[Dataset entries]

# # # #

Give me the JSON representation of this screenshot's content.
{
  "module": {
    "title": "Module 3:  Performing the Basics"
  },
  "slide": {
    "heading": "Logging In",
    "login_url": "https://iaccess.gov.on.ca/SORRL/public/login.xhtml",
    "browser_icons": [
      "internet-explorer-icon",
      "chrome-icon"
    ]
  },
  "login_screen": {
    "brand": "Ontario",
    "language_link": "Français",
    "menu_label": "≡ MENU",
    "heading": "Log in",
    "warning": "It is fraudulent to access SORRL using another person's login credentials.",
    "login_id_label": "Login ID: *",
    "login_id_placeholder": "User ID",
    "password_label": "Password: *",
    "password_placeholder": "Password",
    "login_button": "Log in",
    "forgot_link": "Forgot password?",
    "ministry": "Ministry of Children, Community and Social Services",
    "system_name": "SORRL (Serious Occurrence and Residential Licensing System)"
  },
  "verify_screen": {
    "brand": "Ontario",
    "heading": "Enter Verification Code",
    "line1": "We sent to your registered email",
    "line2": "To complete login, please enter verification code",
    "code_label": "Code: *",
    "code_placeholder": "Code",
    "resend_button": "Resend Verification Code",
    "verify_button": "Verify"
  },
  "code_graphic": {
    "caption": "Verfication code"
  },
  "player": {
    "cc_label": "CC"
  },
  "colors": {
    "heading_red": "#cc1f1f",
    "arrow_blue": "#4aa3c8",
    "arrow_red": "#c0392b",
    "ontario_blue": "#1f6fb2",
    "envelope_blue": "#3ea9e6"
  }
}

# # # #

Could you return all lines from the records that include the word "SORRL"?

- **TASK OUTPUT**
    "login_url": "https://iaccess.gov.on.ca/SORRL/public/login.xhtml",
    "warning": "It is fraudulent to access SORRL using another person's login credentials.",
    "system_name": "SORRL (Serious Occurrence and Residential Licensing System)"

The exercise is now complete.